Session Type:
Working group
Session Category:
Policy
Session Leader:
Helen Nissenbaum (NYU), Sam Gregory (WITNESS)

Participants:

Nathan Freitas,
The Guardian Project

James Grimmelmann,
Associate Professor,
New York Law School

Rich Jones, Director,
The Open Watch Project

Jillian C. York,
Director for International Freedom of Expression at the Electronic Frontier Foundation

Day: Saturday
Time: 10:30am – 12:00pm
Room: W300

Session Notes

Summary: With cameras now so widespread, and image-sharing so routine, it is surprising how little public discussion there is about visual privacy and anonymity. Everyone is discussing and designing for privacy of personal data, but almost no-one is considering the right to control personal images in a socially-networked age or to be anonymous in a video-mediated world. To what extent should we facilitate this, and how can we do it better? Who has a right to visual anonymity or privacy, and who doesn’t?

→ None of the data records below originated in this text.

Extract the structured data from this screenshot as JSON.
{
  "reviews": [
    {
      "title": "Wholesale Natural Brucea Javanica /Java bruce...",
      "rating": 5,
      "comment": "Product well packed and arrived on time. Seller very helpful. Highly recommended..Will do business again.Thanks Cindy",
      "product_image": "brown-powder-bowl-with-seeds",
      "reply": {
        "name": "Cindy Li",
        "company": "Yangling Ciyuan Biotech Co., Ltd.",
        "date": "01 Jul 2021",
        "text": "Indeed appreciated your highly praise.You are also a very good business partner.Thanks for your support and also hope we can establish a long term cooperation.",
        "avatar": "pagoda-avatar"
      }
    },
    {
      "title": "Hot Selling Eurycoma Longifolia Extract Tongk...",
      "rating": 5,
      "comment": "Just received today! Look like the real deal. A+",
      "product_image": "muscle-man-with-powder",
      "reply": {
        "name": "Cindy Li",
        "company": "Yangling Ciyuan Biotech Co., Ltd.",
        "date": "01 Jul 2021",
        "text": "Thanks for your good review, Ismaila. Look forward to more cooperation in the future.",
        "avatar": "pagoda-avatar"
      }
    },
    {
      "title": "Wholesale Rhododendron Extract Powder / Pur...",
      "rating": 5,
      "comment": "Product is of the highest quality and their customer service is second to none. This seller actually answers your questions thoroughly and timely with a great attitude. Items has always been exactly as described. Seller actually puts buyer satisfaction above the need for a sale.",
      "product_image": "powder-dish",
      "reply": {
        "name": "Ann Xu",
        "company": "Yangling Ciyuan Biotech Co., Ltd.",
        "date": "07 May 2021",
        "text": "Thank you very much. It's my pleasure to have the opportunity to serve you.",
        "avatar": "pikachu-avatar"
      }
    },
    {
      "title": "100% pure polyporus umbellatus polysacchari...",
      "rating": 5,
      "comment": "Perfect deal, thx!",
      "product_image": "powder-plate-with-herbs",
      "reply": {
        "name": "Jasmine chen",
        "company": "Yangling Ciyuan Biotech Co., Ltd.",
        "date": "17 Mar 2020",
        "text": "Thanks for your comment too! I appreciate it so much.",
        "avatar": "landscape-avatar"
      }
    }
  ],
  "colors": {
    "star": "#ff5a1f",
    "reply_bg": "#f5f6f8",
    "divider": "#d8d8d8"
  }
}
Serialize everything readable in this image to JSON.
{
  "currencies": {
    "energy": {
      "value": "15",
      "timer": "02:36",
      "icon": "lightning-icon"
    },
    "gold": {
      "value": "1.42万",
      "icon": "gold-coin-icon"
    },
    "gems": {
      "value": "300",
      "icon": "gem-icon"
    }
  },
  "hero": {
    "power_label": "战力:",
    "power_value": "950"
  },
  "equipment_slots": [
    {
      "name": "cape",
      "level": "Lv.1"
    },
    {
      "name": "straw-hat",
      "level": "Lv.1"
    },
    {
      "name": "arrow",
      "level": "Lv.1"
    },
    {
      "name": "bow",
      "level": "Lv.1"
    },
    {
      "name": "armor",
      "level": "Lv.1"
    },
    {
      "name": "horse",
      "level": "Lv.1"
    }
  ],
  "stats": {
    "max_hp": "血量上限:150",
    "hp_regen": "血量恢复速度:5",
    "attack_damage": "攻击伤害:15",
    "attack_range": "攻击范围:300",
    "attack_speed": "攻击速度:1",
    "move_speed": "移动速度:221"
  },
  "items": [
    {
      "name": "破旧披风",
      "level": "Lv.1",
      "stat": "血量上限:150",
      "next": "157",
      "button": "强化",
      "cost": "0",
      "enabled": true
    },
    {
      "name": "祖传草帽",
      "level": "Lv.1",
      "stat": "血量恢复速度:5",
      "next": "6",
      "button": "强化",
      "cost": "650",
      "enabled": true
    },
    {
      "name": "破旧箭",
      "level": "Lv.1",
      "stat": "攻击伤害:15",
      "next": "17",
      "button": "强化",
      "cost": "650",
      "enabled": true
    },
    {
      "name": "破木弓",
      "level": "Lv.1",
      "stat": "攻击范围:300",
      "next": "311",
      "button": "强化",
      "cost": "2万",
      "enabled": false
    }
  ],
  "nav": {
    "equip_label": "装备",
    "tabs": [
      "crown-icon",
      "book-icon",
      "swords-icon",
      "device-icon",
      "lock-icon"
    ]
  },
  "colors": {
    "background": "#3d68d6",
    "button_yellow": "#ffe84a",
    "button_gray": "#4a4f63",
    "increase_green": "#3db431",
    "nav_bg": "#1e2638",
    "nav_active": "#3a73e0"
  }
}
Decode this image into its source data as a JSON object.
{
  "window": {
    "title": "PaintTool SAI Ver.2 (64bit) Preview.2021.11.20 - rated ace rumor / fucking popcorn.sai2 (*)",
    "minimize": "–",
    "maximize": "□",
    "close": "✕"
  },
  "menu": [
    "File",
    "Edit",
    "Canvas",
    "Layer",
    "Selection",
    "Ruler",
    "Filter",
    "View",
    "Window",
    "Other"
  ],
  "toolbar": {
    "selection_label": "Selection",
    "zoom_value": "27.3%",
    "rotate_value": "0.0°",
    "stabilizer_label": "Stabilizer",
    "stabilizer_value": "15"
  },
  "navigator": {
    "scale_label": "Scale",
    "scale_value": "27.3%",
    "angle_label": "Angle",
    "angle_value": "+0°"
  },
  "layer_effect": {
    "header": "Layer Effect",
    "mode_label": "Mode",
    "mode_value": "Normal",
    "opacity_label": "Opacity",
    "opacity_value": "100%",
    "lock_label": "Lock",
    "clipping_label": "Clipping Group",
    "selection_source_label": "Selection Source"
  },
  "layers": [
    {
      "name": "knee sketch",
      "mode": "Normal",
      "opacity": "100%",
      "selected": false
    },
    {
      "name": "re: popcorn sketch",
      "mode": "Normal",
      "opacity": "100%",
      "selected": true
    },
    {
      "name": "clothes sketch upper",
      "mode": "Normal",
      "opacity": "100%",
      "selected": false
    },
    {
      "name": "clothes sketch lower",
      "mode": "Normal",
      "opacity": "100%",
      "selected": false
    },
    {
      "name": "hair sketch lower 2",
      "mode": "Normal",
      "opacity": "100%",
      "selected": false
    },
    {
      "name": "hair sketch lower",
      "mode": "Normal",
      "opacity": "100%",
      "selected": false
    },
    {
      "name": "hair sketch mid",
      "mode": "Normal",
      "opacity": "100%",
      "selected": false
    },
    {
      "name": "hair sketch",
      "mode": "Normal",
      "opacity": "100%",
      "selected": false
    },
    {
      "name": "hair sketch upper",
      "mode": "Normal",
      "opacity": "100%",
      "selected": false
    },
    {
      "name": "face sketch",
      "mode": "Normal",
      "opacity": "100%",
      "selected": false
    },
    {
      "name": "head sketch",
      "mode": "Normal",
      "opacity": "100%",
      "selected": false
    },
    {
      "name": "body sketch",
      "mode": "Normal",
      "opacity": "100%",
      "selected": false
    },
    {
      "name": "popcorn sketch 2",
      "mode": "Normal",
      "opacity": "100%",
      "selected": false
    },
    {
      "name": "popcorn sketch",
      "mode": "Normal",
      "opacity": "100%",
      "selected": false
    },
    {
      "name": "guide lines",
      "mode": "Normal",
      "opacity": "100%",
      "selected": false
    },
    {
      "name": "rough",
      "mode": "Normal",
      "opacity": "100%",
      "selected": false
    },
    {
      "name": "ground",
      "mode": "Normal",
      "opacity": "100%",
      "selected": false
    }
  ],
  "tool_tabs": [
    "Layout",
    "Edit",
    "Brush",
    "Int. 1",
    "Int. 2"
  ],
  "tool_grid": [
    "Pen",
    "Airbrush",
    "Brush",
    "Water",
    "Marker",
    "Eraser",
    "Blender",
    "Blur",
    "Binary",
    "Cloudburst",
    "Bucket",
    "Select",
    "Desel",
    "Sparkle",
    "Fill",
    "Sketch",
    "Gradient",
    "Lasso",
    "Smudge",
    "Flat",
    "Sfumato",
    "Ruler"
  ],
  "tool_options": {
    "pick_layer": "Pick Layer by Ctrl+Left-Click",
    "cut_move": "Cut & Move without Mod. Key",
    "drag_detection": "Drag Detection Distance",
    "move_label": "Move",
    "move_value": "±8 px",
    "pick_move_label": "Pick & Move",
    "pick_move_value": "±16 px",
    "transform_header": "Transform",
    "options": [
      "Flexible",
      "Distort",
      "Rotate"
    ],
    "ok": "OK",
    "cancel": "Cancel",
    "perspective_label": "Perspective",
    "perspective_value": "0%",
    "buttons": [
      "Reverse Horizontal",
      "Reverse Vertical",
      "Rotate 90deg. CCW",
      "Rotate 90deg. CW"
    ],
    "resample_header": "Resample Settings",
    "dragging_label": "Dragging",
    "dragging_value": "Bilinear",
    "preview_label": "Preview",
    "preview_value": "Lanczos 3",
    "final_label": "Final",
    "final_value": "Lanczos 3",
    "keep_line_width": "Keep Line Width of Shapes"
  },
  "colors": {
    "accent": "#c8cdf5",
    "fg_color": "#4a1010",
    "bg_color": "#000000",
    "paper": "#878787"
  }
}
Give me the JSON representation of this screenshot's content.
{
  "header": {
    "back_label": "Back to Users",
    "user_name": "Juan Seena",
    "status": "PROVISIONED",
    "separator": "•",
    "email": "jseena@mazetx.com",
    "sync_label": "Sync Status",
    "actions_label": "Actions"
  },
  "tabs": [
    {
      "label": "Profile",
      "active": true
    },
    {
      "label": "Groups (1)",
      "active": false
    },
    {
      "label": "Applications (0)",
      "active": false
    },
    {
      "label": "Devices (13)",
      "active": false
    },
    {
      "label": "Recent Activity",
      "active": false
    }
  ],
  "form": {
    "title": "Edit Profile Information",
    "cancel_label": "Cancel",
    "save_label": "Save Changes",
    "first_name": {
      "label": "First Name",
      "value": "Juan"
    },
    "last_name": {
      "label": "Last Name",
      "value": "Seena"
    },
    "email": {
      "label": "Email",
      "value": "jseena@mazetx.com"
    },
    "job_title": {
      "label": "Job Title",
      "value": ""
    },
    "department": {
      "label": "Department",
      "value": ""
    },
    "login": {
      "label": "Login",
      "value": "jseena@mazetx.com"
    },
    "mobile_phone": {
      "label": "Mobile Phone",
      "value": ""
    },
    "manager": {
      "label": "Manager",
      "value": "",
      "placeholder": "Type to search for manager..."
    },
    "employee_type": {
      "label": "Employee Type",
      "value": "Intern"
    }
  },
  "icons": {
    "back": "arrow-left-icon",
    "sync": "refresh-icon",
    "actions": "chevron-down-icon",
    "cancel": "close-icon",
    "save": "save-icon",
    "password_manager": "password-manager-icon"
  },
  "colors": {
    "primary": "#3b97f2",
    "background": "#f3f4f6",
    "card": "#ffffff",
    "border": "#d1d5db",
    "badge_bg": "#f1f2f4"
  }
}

Agenda: Following a 360-degree perspective opening, the session will focus around focused discussions of five scenarios for visual privacy and visual anonymity, each led by one of the participants. In each scenario we will look at the visual privacy and anonymity challenges,
pitfalls and potential solutions. Scenarios which will be discussed include a non-activist Facebook user in the USA, an LGBT-identified person in the Middle East, a human rights activist in the current protests in Syria, a citizen documenting police activities or misconduct, and citizens using social media to identify people alleged to have committed crimes (for example, as in the recent Vancouver and London riots). We will look for areas of overlap, of shared concern, and to the right mix of tools, legal, norms and market-based solutions to address them.

Detailed Description: Imagine a landscape where companies are able to commercially harvest, identify and trade images of a person’s face as easily as they share emails and phone numbers. While it is technically illegal in some jurisdictions (such as the EU) to hold databases of such images and data, it is highly likely that without proactive policymaking, legislative loopholes will be exploited where they exist. So far, policy discussions around visual privacy have largely centred on public concerns about surveillance cameras and individual liberties. And now, with automatic face-detection and recognition software being incorporated into consumer cameras, mobile apps and social media platforms, the potential for identification of activists and others – including victims, witnesses and survivors of human rights abuses – is growing.

Services increasingly store users’ personal and other data in the digital cloud. Cloud data is processed and handled across multiple jurisdictions, creating potential inconsistencies and conflicts in how users and their data are protected. More worryingly, cloud storage renders data vulnerable to multiple attacks and data theft by any number of malicious hackers. Hostile governments, in particular, can use photo and video data – particularly that linked with social networking data – to identify, track and target activists within their countries.

In an increasingly video-mediated world, the right to visual anonymity – within an understanding of how the right to freedom of speech is often facilitated by the ability to be anonymous, has not yet been fully articulated or developed.

Outcome: This session will work towards a greater understanding of what we might mean by visual privacy and visual anonymity, and how this relates to other conceptions of privacy and anonymity. It will address the opportunities identified by commercial providers who are beginning to use facial recognition and identification within social network products, and create a dialogue around key issues. It will also consider what tools and technologies could be incorporated into core web and mobile functionality to enable both human rights activists and general users to exercise greater control over visual privacy and anonymity. This includes building “visual privacy” checks (including masking data encoded into images, such as location, time, type of camera, etc.) as well as standard privacy checks into product design, development and marketing workflows, drawing on risk scenarios outlined through human rights impact assessments.